Entries from a dataset of interfaces
----

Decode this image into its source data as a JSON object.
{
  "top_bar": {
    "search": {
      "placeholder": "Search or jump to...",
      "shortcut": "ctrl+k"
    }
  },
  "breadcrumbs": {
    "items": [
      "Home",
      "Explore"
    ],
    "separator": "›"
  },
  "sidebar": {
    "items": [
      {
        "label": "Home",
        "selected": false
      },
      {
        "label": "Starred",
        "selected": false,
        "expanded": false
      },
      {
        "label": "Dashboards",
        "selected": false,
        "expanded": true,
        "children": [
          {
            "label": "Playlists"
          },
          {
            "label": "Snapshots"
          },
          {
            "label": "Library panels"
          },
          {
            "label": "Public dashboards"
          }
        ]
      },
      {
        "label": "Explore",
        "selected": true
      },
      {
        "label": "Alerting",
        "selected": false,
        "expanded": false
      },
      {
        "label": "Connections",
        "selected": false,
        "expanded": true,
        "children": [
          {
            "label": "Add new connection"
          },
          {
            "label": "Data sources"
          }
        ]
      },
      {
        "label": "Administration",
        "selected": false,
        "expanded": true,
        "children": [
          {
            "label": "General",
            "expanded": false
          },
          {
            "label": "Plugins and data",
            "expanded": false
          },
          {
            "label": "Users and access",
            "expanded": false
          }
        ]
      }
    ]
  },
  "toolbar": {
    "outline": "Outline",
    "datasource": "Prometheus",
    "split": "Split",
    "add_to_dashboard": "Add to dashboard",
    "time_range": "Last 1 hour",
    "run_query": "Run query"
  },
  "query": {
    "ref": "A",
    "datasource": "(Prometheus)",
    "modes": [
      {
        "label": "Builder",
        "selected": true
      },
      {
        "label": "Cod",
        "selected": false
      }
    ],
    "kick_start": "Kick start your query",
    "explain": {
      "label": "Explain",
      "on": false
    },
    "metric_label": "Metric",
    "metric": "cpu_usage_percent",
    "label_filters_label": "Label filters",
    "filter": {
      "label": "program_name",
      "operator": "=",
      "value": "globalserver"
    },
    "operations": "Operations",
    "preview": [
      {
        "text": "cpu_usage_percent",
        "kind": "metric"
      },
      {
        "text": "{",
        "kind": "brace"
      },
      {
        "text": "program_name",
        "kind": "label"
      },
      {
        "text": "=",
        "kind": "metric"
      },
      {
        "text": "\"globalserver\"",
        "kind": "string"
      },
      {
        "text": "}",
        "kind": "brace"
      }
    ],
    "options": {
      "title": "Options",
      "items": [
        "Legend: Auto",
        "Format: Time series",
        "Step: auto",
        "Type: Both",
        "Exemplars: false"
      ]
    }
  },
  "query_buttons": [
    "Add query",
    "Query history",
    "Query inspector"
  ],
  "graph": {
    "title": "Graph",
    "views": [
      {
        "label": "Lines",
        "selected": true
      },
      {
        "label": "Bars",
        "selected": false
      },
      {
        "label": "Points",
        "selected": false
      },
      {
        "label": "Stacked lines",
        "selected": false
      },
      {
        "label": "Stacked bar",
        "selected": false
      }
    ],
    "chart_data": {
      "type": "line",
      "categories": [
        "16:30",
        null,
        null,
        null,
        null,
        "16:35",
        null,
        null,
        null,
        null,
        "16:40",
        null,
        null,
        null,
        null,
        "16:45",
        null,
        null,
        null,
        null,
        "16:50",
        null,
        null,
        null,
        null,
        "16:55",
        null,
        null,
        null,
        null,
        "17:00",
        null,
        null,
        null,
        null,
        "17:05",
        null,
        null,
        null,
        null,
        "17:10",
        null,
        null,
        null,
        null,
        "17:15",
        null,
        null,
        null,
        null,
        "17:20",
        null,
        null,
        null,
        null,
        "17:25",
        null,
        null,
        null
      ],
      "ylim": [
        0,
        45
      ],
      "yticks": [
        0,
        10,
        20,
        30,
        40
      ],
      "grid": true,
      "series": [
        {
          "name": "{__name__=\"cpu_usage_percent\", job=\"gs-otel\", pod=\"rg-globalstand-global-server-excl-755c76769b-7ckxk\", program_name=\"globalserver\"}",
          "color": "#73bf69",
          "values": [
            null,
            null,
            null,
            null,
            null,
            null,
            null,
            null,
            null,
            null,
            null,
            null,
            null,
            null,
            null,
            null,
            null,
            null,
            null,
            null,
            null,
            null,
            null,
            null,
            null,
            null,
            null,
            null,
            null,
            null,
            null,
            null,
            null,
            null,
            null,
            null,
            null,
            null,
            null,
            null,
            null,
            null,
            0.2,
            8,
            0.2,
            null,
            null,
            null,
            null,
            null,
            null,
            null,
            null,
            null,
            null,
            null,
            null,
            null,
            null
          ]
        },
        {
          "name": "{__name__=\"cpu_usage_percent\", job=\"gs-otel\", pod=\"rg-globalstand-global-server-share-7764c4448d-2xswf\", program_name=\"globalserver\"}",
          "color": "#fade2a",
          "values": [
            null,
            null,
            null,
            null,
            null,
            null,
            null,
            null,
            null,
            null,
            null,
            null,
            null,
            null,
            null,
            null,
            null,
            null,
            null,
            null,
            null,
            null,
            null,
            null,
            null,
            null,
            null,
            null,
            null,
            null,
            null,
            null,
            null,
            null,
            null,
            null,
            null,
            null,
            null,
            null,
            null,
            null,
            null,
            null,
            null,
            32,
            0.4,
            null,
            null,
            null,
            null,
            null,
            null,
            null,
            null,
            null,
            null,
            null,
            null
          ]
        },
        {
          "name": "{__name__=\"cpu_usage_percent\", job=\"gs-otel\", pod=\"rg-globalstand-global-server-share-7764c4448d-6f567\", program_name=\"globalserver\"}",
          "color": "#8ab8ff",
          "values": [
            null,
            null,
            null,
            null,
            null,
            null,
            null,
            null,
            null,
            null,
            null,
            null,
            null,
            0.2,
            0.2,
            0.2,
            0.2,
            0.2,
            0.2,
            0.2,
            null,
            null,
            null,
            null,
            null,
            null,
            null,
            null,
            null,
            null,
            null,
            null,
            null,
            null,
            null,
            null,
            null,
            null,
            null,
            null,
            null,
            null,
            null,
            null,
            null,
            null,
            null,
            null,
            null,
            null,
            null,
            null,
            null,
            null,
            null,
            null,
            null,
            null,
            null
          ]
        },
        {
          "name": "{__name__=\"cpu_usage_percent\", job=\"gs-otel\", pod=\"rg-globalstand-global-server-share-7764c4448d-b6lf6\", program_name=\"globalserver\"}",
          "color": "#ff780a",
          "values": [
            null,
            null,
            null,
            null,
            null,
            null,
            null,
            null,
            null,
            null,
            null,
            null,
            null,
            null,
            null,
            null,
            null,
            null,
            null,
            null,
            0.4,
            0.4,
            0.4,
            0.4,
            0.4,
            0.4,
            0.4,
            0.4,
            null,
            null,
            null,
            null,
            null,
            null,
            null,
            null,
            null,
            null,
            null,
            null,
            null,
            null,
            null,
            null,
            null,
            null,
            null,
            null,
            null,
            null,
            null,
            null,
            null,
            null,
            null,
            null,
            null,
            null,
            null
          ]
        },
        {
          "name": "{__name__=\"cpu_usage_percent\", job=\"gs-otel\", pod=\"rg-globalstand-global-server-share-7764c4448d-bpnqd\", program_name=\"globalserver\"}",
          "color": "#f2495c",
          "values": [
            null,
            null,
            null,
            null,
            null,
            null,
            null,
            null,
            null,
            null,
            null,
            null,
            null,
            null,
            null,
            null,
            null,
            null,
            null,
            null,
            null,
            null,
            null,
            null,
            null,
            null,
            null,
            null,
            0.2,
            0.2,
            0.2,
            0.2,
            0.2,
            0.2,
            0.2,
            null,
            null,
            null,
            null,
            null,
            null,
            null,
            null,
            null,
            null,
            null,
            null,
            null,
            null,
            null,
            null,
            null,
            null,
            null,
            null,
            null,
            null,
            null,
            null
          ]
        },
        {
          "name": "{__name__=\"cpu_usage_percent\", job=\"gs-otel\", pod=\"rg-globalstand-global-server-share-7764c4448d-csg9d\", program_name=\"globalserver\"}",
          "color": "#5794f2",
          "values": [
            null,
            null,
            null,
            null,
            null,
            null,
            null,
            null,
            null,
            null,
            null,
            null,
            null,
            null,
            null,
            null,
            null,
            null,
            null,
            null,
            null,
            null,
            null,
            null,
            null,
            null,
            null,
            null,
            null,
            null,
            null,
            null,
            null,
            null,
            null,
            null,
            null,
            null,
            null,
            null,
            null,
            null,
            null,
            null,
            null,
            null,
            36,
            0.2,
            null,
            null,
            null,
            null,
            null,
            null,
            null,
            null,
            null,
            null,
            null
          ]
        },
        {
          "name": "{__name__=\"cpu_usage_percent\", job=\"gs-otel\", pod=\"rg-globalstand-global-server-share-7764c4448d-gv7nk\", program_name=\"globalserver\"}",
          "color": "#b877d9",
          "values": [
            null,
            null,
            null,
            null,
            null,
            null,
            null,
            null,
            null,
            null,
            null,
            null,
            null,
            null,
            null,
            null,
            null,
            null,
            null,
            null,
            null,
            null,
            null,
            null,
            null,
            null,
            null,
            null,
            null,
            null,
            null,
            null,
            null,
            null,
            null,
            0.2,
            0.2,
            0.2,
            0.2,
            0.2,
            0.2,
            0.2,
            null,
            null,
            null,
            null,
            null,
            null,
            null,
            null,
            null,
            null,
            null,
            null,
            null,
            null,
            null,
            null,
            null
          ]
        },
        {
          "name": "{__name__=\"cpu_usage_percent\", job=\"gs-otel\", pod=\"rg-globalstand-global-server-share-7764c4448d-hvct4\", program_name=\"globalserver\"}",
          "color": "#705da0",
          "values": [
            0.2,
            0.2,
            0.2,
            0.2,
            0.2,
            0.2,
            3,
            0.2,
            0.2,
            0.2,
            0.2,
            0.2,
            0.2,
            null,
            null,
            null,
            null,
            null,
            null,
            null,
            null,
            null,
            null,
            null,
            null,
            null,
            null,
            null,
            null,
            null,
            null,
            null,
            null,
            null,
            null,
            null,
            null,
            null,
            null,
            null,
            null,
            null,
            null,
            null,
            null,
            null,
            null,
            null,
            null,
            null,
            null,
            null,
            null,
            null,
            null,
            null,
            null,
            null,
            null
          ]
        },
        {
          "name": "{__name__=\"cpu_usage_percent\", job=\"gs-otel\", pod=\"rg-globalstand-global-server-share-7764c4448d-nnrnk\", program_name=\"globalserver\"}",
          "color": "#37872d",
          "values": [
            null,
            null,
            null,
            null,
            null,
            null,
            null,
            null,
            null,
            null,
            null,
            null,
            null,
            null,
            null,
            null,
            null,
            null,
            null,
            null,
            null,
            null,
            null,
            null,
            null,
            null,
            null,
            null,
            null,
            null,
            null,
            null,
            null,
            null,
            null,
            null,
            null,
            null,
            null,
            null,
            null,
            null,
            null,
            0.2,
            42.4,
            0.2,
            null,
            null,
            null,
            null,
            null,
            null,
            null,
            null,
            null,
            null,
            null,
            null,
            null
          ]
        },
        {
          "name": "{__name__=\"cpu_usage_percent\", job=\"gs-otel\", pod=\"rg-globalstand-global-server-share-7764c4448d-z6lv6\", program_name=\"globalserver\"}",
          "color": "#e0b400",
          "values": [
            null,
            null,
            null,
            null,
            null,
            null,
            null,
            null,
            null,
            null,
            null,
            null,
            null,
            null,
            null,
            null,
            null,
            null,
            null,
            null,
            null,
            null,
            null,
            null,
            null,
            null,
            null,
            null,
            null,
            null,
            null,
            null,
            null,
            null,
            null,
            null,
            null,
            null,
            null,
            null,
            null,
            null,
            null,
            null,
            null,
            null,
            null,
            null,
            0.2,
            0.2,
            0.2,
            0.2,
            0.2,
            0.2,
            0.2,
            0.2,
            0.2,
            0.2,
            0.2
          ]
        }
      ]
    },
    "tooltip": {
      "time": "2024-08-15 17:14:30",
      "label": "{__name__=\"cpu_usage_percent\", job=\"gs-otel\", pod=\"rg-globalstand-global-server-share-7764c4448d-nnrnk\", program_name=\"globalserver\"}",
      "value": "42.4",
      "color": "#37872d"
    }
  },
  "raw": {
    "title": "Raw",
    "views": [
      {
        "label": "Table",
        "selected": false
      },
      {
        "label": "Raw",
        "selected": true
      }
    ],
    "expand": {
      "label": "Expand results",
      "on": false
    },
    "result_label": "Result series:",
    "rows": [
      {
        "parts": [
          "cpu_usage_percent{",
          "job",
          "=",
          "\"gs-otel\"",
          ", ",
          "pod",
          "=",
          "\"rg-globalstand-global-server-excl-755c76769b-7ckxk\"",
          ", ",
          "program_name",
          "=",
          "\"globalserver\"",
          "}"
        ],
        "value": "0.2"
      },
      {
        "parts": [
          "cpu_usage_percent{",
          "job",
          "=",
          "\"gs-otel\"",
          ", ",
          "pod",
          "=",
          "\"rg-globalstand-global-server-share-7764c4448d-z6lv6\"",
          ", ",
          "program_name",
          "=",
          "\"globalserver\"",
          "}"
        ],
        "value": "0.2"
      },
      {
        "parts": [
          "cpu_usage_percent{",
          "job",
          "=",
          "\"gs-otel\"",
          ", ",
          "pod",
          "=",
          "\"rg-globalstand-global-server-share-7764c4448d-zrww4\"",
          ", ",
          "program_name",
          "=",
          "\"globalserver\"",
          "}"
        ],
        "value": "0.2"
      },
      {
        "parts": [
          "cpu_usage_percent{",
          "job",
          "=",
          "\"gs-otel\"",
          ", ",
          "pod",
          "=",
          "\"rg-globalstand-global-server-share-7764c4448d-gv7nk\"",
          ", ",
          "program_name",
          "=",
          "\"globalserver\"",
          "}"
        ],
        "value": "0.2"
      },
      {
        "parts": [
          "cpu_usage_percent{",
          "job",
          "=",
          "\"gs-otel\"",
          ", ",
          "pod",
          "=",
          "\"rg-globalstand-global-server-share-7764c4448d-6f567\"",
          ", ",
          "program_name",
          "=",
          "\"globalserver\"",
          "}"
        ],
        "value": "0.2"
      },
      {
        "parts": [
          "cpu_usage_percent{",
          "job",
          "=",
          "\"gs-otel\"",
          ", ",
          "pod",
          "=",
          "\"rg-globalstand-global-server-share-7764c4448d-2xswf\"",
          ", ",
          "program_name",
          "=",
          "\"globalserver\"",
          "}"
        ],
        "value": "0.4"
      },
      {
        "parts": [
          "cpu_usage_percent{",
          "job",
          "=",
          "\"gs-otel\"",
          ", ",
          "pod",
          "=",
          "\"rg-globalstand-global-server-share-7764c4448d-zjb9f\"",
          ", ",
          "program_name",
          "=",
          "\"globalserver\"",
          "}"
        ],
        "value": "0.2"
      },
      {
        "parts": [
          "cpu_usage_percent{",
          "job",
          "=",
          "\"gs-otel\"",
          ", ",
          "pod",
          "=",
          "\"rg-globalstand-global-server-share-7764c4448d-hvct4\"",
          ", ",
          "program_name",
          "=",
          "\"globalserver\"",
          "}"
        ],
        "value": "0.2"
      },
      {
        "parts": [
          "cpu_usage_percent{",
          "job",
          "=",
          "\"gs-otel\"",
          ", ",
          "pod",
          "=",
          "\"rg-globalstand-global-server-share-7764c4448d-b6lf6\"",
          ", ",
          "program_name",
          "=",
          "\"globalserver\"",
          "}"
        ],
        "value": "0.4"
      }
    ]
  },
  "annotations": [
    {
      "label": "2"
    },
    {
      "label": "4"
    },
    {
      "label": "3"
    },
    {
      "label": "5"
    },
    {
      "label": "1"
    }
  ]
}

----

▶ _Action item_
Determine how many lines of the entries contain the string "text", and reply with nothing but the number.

▶ _Response to the exercise_
6